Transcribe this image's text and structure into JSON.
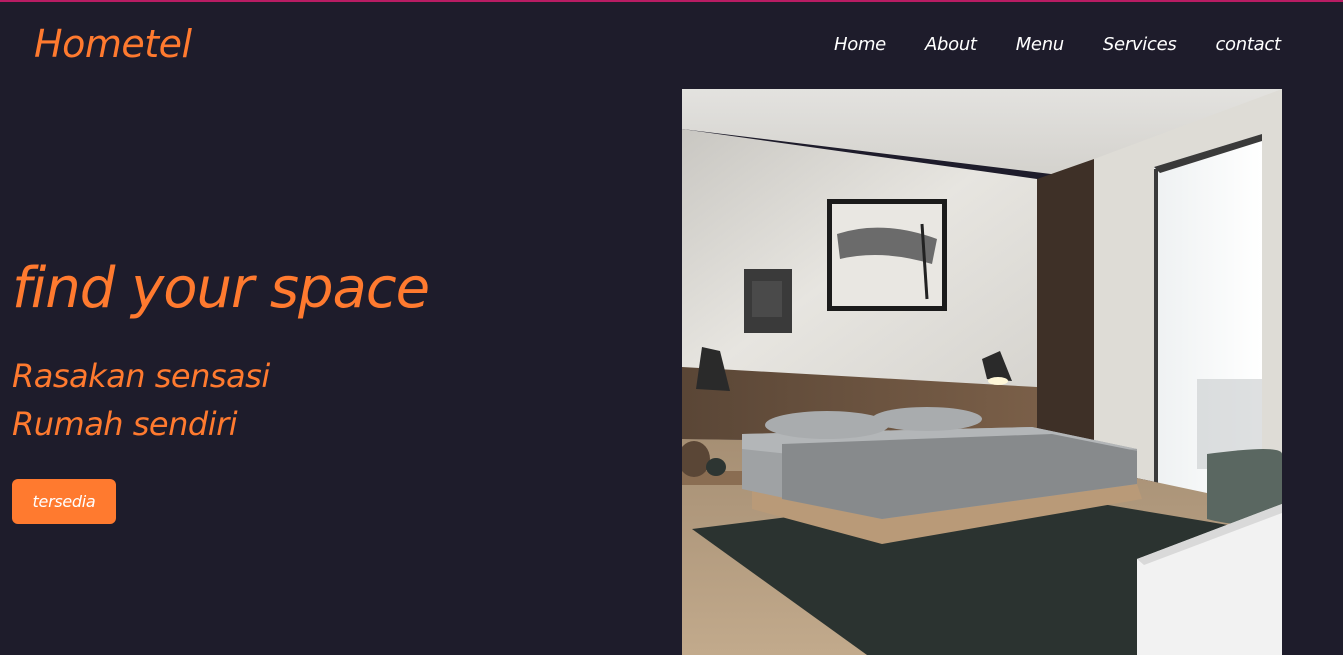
{
  "brand": {
    "name": "Hometel"
  },
  "nav": {
    "items": [
      "Home",
      "About",
      "Menu",
      "Services",
      "contact"
    ]
  },
  "hero": {
    "title": "find your space",
    "subtitle_line1": "Rasakan sensasi",
    "subtitle_line2": "Rumah sendiri",
    "cta_label": "tersedia"
  },
  "colors": {
    "background": "#1e1c2b",
    "accent": "#ff7a2f",
    "top_border": "#b81c63",
    "nav_text": "#ffffff"
  }
}
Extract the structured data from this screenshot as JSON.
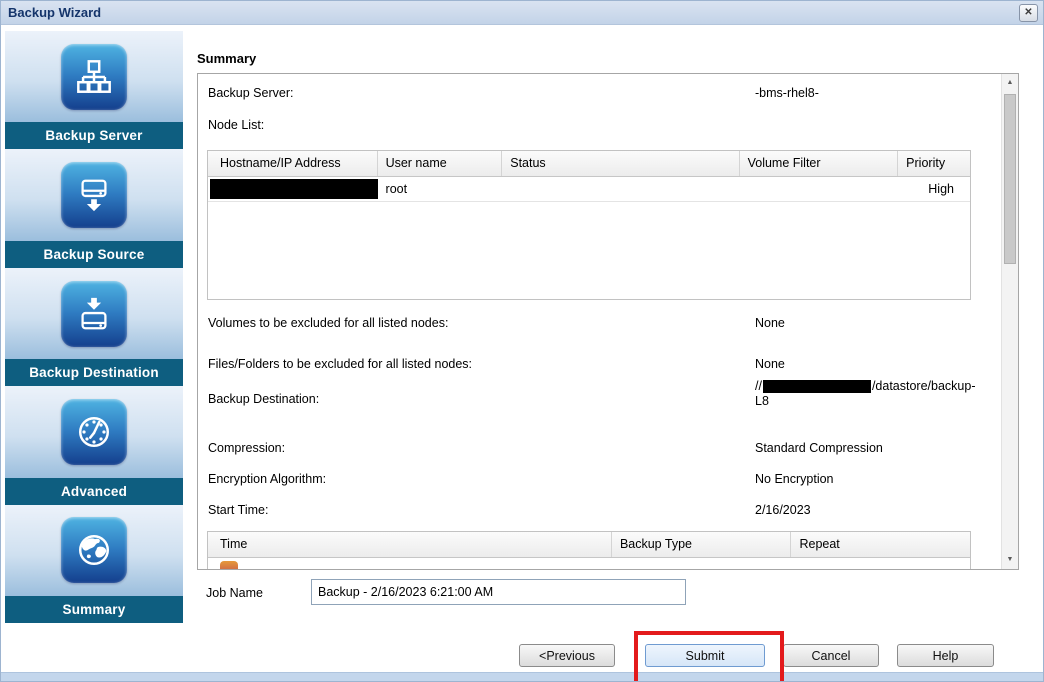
{
  "window": {
    "title": "Backup Wizard"
  },
  "icons": {
    "close": "✕",
    "scroll_up": "▲",
    "scroll_down": "▼"
  },
  "sidebar": {
    "items": [
      {
        "label": "Backup Server",
        "icon": "network-icon"
      },
      {
        "label": "Backup Source",
        "icon": "drive-download-icon"
      },
      {
        "label": "Backup Destination",
        "icon": "download-to-drive-icon"
      },
      {
        "label": "Advanced",
        "icon": "clock-icon"
      },
      {
        "label": "Summary",
        "icon": "globe-icon"
      }
    ]
  },
  "summary": {
    "heading": "Summary",
    "fields": {
      "backup_server": {
        "label": "Backup Server:",
        "value": "-bms-rhel8-"
      },
      "node_list": {
        "label": "Node List:"
      },
      "volumes_excluded": {
        "label": "Volumes to be excluded for all listed nodes:",
        "value": "None"
      },
      "files_excluded": {
        "label": "Files/Folders to be excluded for all listed nodes:",
        "value": "None"
      },
      "backup_destination": {
        "label": "Backup Destination:",
        "value_prefix": "//",
        "value_suffix": "/datastore/backup-",
        "value_wrap": "L8",
        "middle_redacted": true
      },
      "compression": {
        "label": "Compression:",
        "value": "Standard Compression"
      },
      "encryption": {
        "label": "Encryption Algorithm:",
        "value": "No Encryption"
      },
      "start_time": {
        "label": "Start Time:",
        "value": "2/16/2023"
      }
    },
    "node_table": {
      "headers": [
        "Hostname/IP Address",
        "User name",
        "Status",
        "Volume Filter",
        "Priority"
      ],
      "rows": [
        {
          "hostname_redacted": true,
          "user_name": "root",
          "status": "",
          "volume_filter": "",
          "priority": "High"
        }
      ]
    },
    "schedule_table": {
      "headers": [
        "Time",
        "Backup Type",
        "Repeat"
      ]
    }
  },
  "job_name": {
    "label": "Job Name",
    "value": "Backup - 2/16/2023 6:21:00 AM"
  },
  "buttons": {
    "previous": "<Previous",
    "submit": "Submit",
    "cancel": "Cancel",
    "help": "Help"
  },
  "colors": {
    "sidebar_label_bg": "#0e5e80",
    "icon_blue_top": "#4fb3e2",
    "icon_blue_bottom": "#143f8d",
    "title_text": "#15356b",
    "annotation_red": "#e31a1c"
  }
}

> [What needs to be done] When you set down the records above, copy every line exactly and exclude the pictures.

> [Answer for the task]
Transcribe this image's text and structure into JSON.
{
  "brand": {
    "name": "Hometel"
  },
  "nav": {
    "items": [
      "Home",
      "About",
      "Menu",
      "Services",
      "contact"
    ]
  },
  "hero": {
    "title": "find your space",
    "subtitle_line1": "Rasakan sensasi",
    "subtitle_line2": "Rumah sendiri",
    "cta_label": "tersedia"
  },
  "colors": {
    "background": "#1e1c2b",
    "accent": "#ff7a2f",
    "top_border": "#b81c63",
    "nav_text": "#ffffff"
  }
}
Extract the structured data from this screenshot as JSON.
{
  "window": {
    "title": "Backup Wizard"
  },
  "icons": {
    "close": "✕",
    "scroll_up": "▲",
    "scroll_down": "▼"
  },
  "sidebar": {
    "items": [
      {
        "label": "Backup Server",
        "icon": "network-icon"
      },
      {
        "label": "Backup Source",
        "icon": "drive-download-icon"
      },
      {
        "label": "Backup Destination",
        "icon": "download-to-drive-icon"
      },
      {
        "label": "Advanced",
        "icon": "clock-icon"
      },
      {
        "label": "Summary",
        "icon": "globe-icon"
      }
    ]
  },
  "summary": {
    "heading": "Summary",
    "fields": {
      "backup_server": {
        "label": "Backup Server:",
        "value": "-bms-rhel8-"
      },
      "node_list": {
        "label": "Node List:"
      },
      "volumes_excluded": {
        "label": "Volumes to be excluded for all listed nodes:",
        "value": "None"
      },
      "files_excluded": {
        "label": "Files/Folders to be excluded for all listed nodes:",
        "value": "None"
      },
      "backup_destination": {
        "label": "Backup Destination:",
        "value_prefix": "//",
        "value_suffix": "/datastore/backup-",
        "value_wrap": "L8",
        "middle_redacted": true
      },
      "compression": {
        "label": "Compression:",
        "value": "Standard Compression"
      },
      "encryption": {
        "label": "Encryption Algorithm:",
        "value": "No Encryption"
      },
      "start_time": {
        "label": "Start Time:",
        "value": "2/16/2023"
      }
    },
    "node_table": {
      "headers": [
        "Hostname/IP Address",
        "User name",
        "Status",
        "Volume Filter",
        "Priority"
      ],
      "rows": [
        {
          "hostname_redacted": true,
          "user_name": "root",
          "status": "",
          "volume_filter": "",
          "priority": "High"
        }
      ]
    },
    "schedule_table": {
      "headers": [
        "Time",
        "Backup Type",
        "Repeat"
      ]
    }
  },
  "job_name": {
    "label": "Job Name",
    "value": "Backup - 2/16/2023 6:21:00 AM"
  },
  "buttons": {
    "previous": "<Previous",
    "submit": "Submit",
    "cancel": "Cancel",
    "help": "Help"
  },
  "colors": {
    "sidebar_label_bg": "#0e5e80",
    "icon_blue_top": "#4fb3e2",
    "icon_blue_bottom": "#143f8d",
    "title_text": "#15356b",
    "annotation_red": "#e31a1c"
  }
}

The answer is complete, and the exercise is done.